  3. Maarten (Reply) on Tuesday 31 December, 2019 at 09:39

    Thanks for the outstanding review James, like always. Still looking for a moment to see the film, and my soundtrack is waiting for me, still in plastic… But I know it will be as great as you describe. Thank you John Williams! Have a good new year, James, and thanks to you too!
    Maarten, Netherlands

  4. Dirk (Reply) on Saturday 4 January, 2020 at 14:05

    Saw the film, enjoyed it kinda, could be better. But the music is as Always with Williams an instant classic. All nine films he scored with the same passion and talent, nothinh like it in cinema history. Greetings from Dirk from The Netherlands.

  5. Samuel Rousseau-Mascolo (Reply) on Tuesday 14 January, 2020 at 05:25

    Thank you so much for this article !

    I am a huge SW music fan and of course I made my own analysis of EP IX’s soundtrack but wow It’s so nice to see another one feeling the same for it than I. I’ve listen to this new soundtrack a lot and it really helps enjoying the movie. I’ve seen Rise of Skywalker 9 times now in theatres, and the way Farewell hits at 4:20 the “trio” theme is truly one of the best musical moment of the saga.
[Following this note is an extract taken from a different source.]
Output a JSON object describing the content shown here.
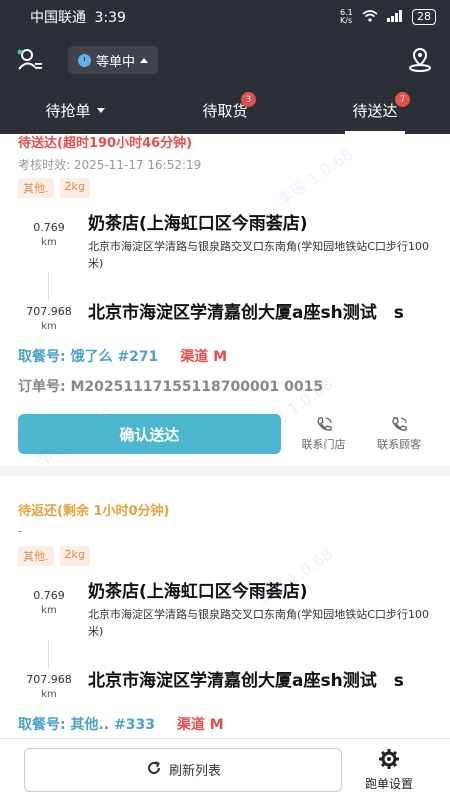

    Greetings from Sam, Quebec, Canada.Thank you so much for this article !

  6. Mike Thomas (Reply) on Thursday 27 February, 2020 at 17:36

    John Williams scores = The oxygen of Star Wars. Period! ☺️

  7. Mike Thomas (Reply) on Thursday 27 February, 2020 at 17:42

    John Williams scores = The oxygen of Star Wars. Period! ☺️

    I mean, John Williams is the one who made me able to SEE the music i was HEARING (if that makes any sense?) in other words, my musical awakening i credit to him. So appreciative to have experienced his talents in my lifetime.

  8. Andre>>Cape Town (Reply) on Monday 13 April, 2020 at 04:34

    Hi Mike…..It was MIKLOS ROZSA’S scores for ‘El Cid’ (12 Century Spaniards battling an Islamic invasion of their country) and ‘Ben-Hur’ (Boyhood friends, one Roman and the other a Judean, becoming mortal enemies on reaching manhood just before the first century) that introduced me to the phenomenon you described–the ability to SEE [images] as you HEARD music. This ability was being discussed in a radio programme I was listeneing to some days ago, and is referred to as SYNESTHESIA….defined as “the convergence of one sense into another”…it’s not commonplace, but a rare phenomenon and is not to be confused with ‘fantasizing’ to music as it’s more detailed and precise as it follows musical tempos and rhythms.

  9. Peter (Reply) on Tuesday 12 May, 2020 at 06:40

    Read this review just now. The score is great, but if I had to choose from the new trilogy, I’d say my favorite is Force awakens still. Probably the vibe of the movie itself has something to do with it, it started so positive, so hopeful and fun, then it all became a huge mess.